Americans don’t eat very many savory pies. And that’s a shame. Because, as the United Kingdom, Ireland, Australia and New Zealand already know, savory pies are bloody delicious!
From meat pie in England to quiche in France, empanadas in Latin America to bunny chow in Africa and good old pot pie in Anytown, USA, many cultures bake up comforting, portable pies. There are a few pie shops popping up across the U.S., such as Pie Face and Dub Pies in New York City, Panbury Pie in Atlanta, PIE in Seattle and The Proper Pie Co. in Virginia.
But it’s not just the commercial side getting in on the action. At the University of Northern Colorado (UNC) in Greeley, Chef Aran Essig and Pastry Chef Jen Moore have gotten in on the savory pie trend in a major way with Pie Café, a concept that opened in January on the first floor of UNC’s Campus Commons, a $73.6 million new building on campus.
Savory pies are “not a major trend you see,” Essig says. “Not yet…maybe we’re ahead of the curve.”
Photo: Pastry chef Jen Moore restocking pies
Essig and Moore have traveled far away from American apple pie to the UK and Australia and were charmed by the selection of savory pies and the way they’re offered in other parts of the globe.
“We talked to people who grew up in Africa, and they said pie shops are everywhere; they’re like the corner bakery,” Essig says.
The foodservice team had been working with the dietetics and food science schools to develop the concept, which led to rigorous research into the pie dough in particular.
“They helped us in researching all types of flour,” Essig says. “We wanted a crust that’s flaky, but not messy…tender but will hold up to eating by hand.”

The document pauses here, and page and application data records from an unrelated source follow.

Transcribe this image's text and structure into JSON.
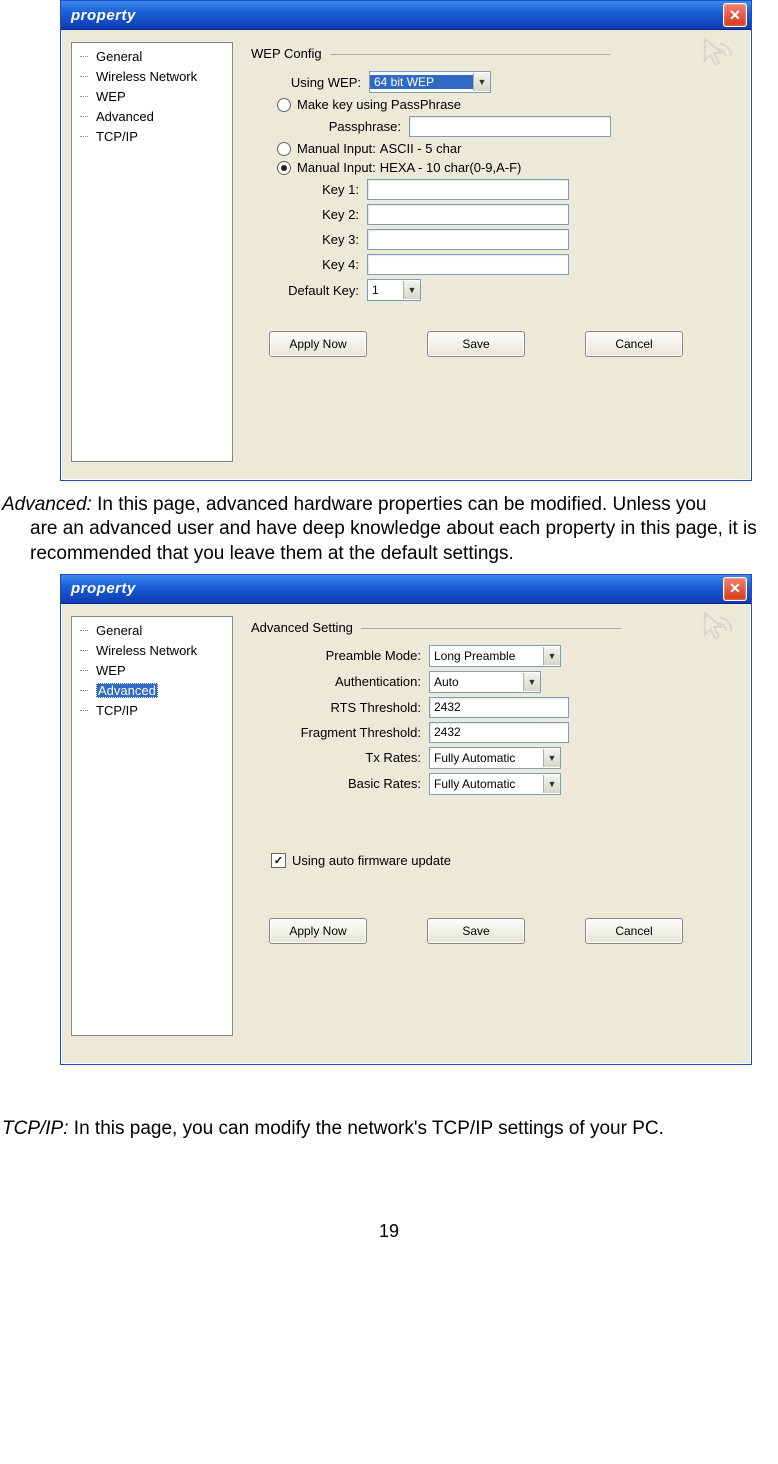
{
  "win1": {
    "title": "property",
    "tree": [
      "General",
      "Wireless Network",
      "WEP",
      "Advanced",
      "TCP/IP"
    ],
    "selected_index": -1,
    "section": "WEP Config",
    "using_wep_label": "Using WEP:",
    "using_wep_value": "64 bit WEP",
    "radio_passphrase": "Make key using PassPhrase",
    "passphrase_label": "Passphrase:",
    "radio_ascii": "Manual Input:",
    "ascii_suffix": "ASCII - 5 char",
    "radio_hexa": "Manual Input:",
    "hexa_suffix": "HEXA - 10 char(0-9,A-F)",
    "key1": "Key 1:",
    "key2": "Key 2:",
    "key3": "Key 3:",
    "key4": "Key 4:",
    "default_key_label": "Default Key:",
    "default_key_value": "1",
    "apply": "Apply Now",
    "save": "Save",
    "cancel": "Cancel"
  },
  "para1": {
    "term": "Advanced:",
    "lead": " In this page, advanced hardware properties can be modified. Unless you ",
    "rest": "are an advanced user and have deep knowledge about each property in this page, it is recommended that you leave them at the default settings."
  },
  "win2": {
    "title": "property",
    "tree": [
      "General",
      "Wireless Network",
      "WEP",
      "Advanced",
      "TCP/IP"
    ],
    "selected_index": 3,
    "section": "Advanced Setting",
    "preamble_label": "Preamble Mode:",
    "preamble_value": "Long Preamble",
    "auth_label": "Authentication:",
    "auth_value": "Auto",
    "rts_label": "RTS Threshold:",
    "rts_value": "2432",
    "frag_label": "Fragment Threshold:",
    "frag_value": "2432",
    "tx_label": "Tx Rates:",
    "tx_value": "Fully Automatic",
    "basic_label": "Basic Rates:",
    "basic_value": "Fully Automatic",
    "firmware_check": "✓",
    "firmware_label": "Using auto firmware update",
    "apply": "Apply Now",
    "save": "Save",
    "cancel": "Cancel"
  },
  "para2": {
    "term": "TCP/IP:",
    "text": " In this page, you can modify the network's TCP/IP settings of your PC."
  },
  "page_number": "19"
}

Lots of adjustments of flour, butter, liquids and mixing methods were made, and after months and months of testing, the perfect pie dough for the Pie Café concept emerged. A custom-made 4 ½-inch pie pan made at a local welding shop was another piece of the puzzle. Pie weights for blind baking pie crusts for quiche or cream-based pies, traditionally a handful of loose marbles or beads, were made from a ball chain, measured into the exact length needed and there’s no risk of spilling all over the floor, Essig says.

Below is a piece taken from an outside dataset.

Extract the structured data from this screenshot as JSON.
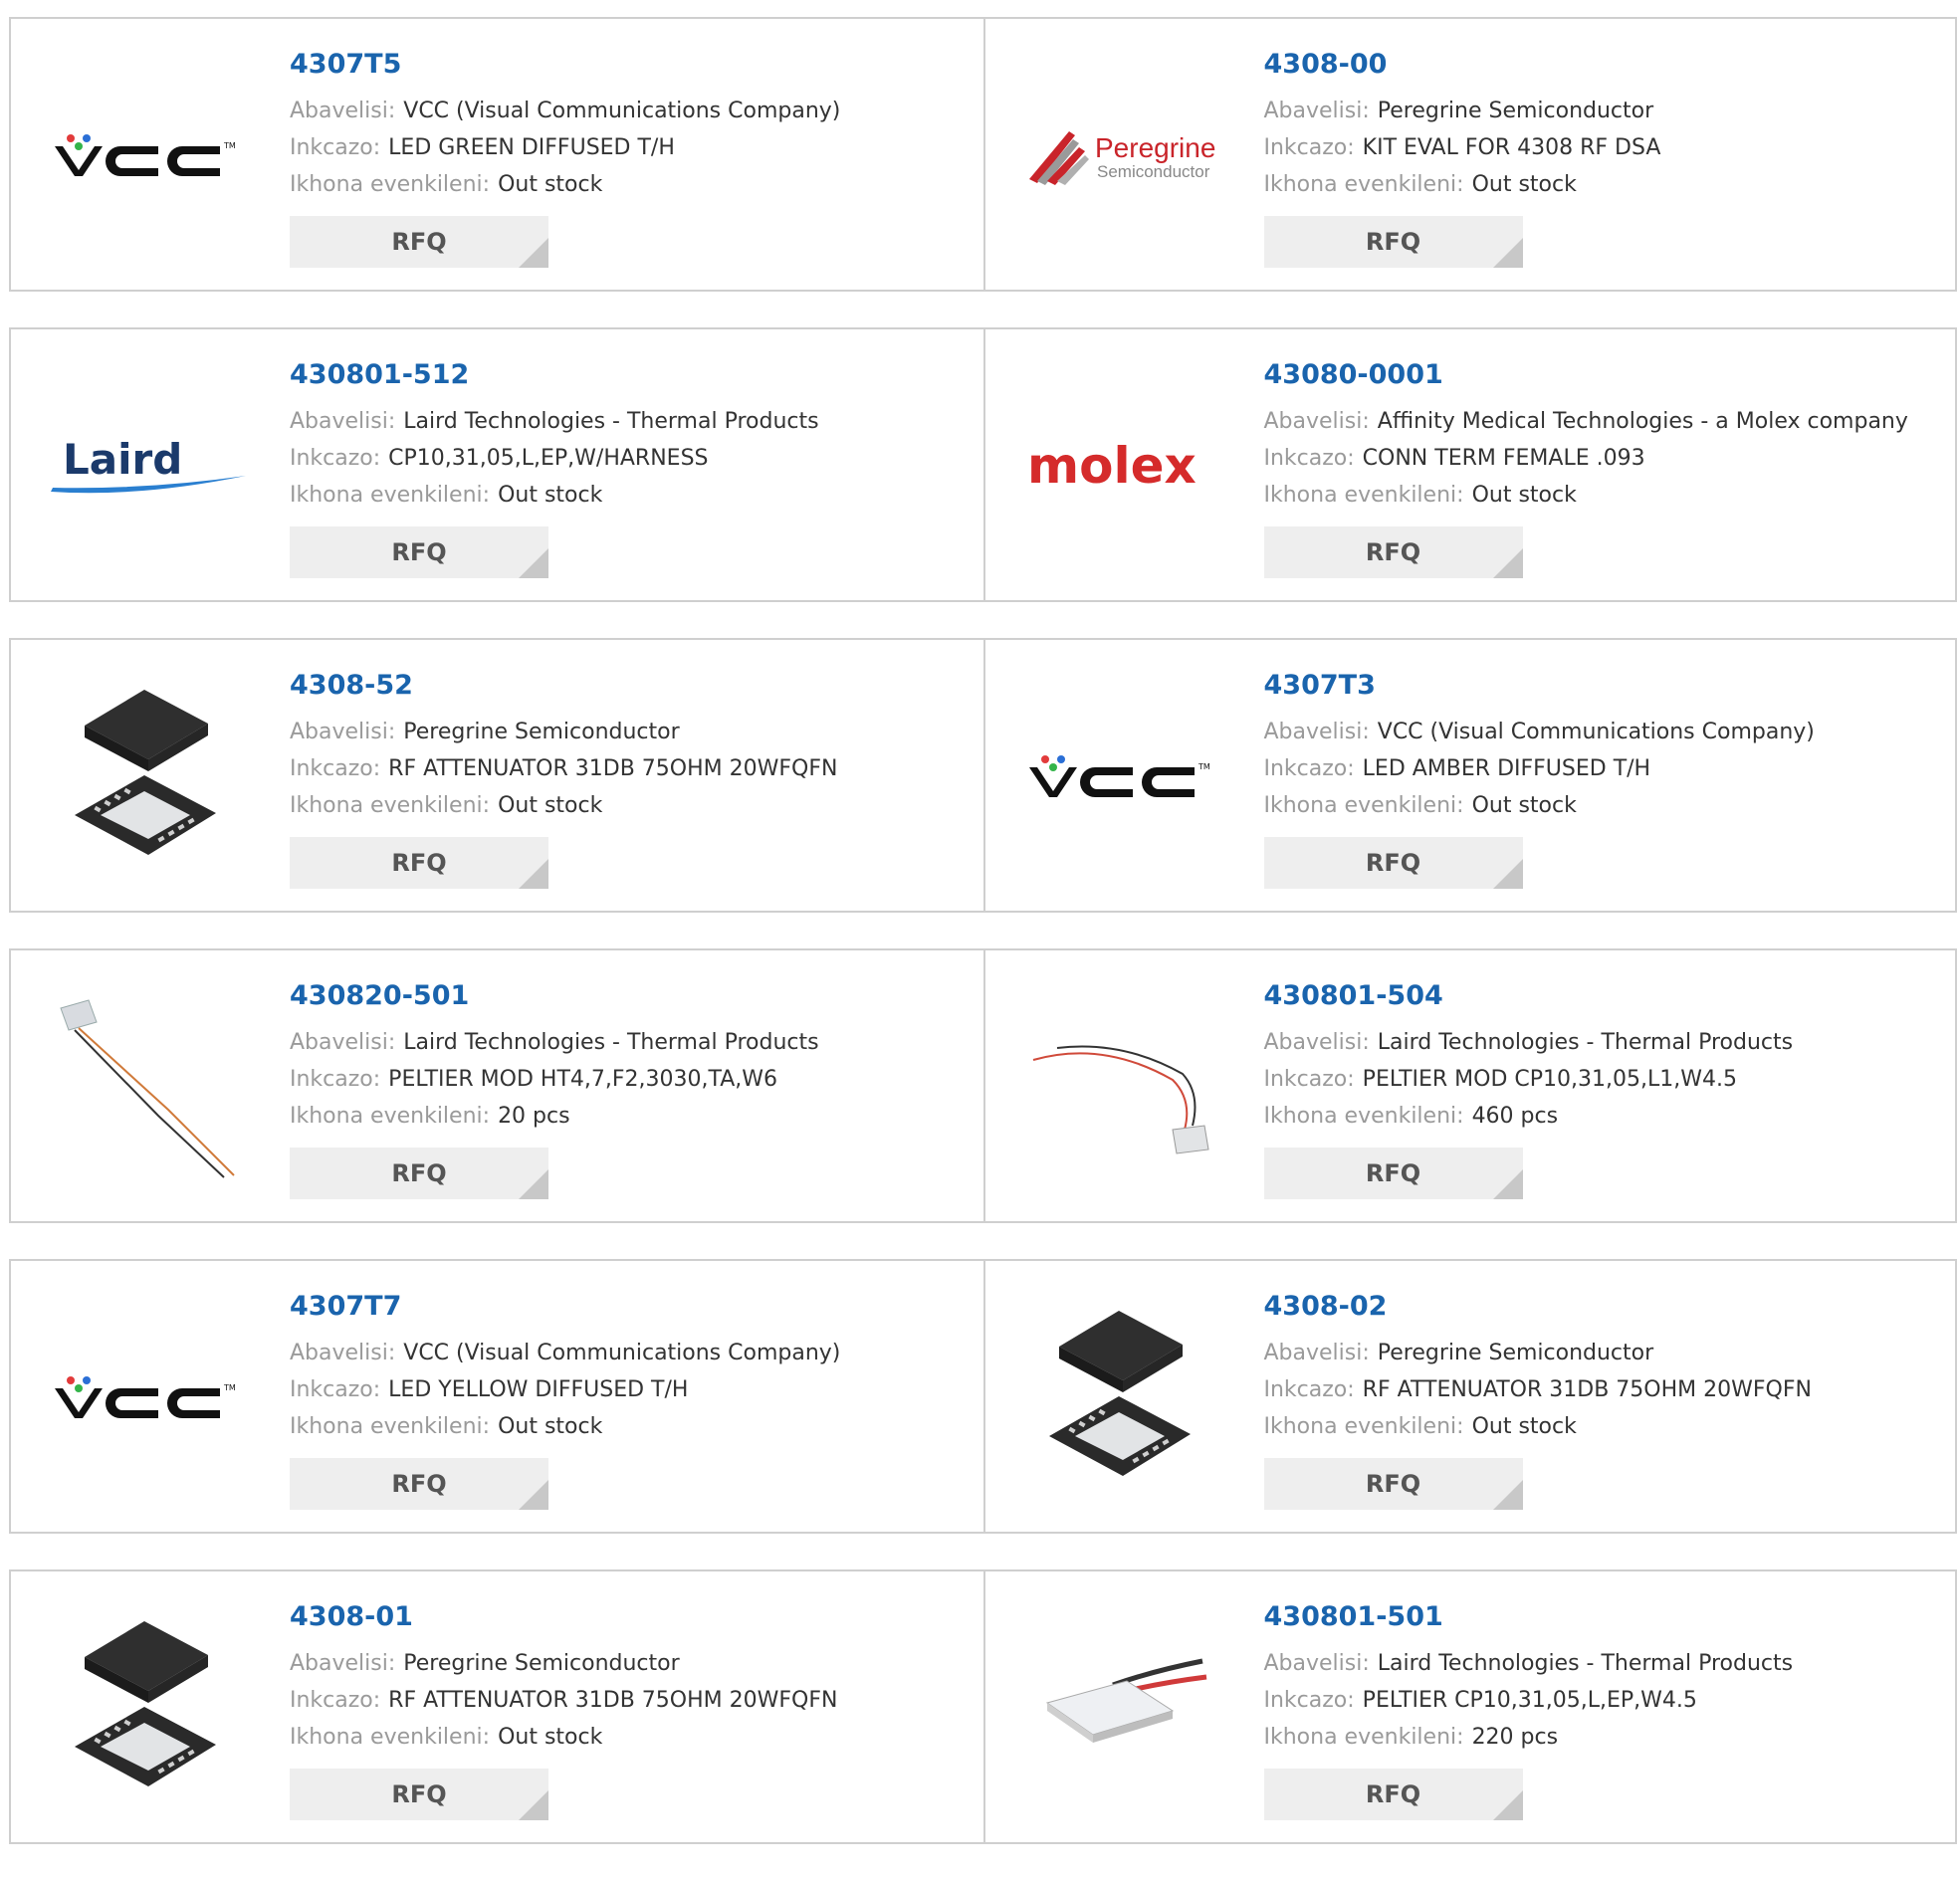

The team created a gluten-free dough, and while it’s not kept away from the other dough, people with gluten sensitivities have reported no problems thus far. “We let our customers know there is flour in the place,” Essig says.
After the fine-tuning of the dough came the fun part: creating hundreds of new savory pie flavors (and a few sweet). The first prototypes were classic American chicken pot pie and a savory beef pie. “We expanded from there and now there are about 150 varieties,” Essig says.
The amazing variety of pies include curry pot pies with shrimp and red curry, Australian meat pie with ground beef and onion, sweet potato pot pie with rosemary and pork, vegan artichoke and white bean and Moroccan lamb and apricot to name a few.
The Moroccan lamb pies, made with Colorado lamb (leg inside round cuts) provided a chance to combine sweet and savory into one pie, thanks to the apricot and the warm spices, Essig says.
Photo: Moroccan lamb and apricot pie
Essig is also psyched about a chicken cordon bleu with hunks of chicken, ham and cheese in a pie crust. “We just kept brainstorming different ingredients,” he says, “taking classic dishes and making them in to pies.”
There are still lots of flavors to be explored, since “just about every country has a pie,” Essig says, adding that he’ll be looking at Jamaican savory pies that contain spicy achiote paste in the crust and possibly “bunny chow,” the African meat and bread snack.
The menu changes daily with the most popular pies served every day, and about 200 pies are served. There’s also fun item called pie fries: pie crust strips tossed in cinnamon and sugar and served with a choice of icing or cherry pie dipping sauce. Larger pies can be made for special events.
There’s a big selection of coffee drinks, including “Bearccinos,” chai tea, matcha tea, wellness tea, espresso, smoothies and fresh juice.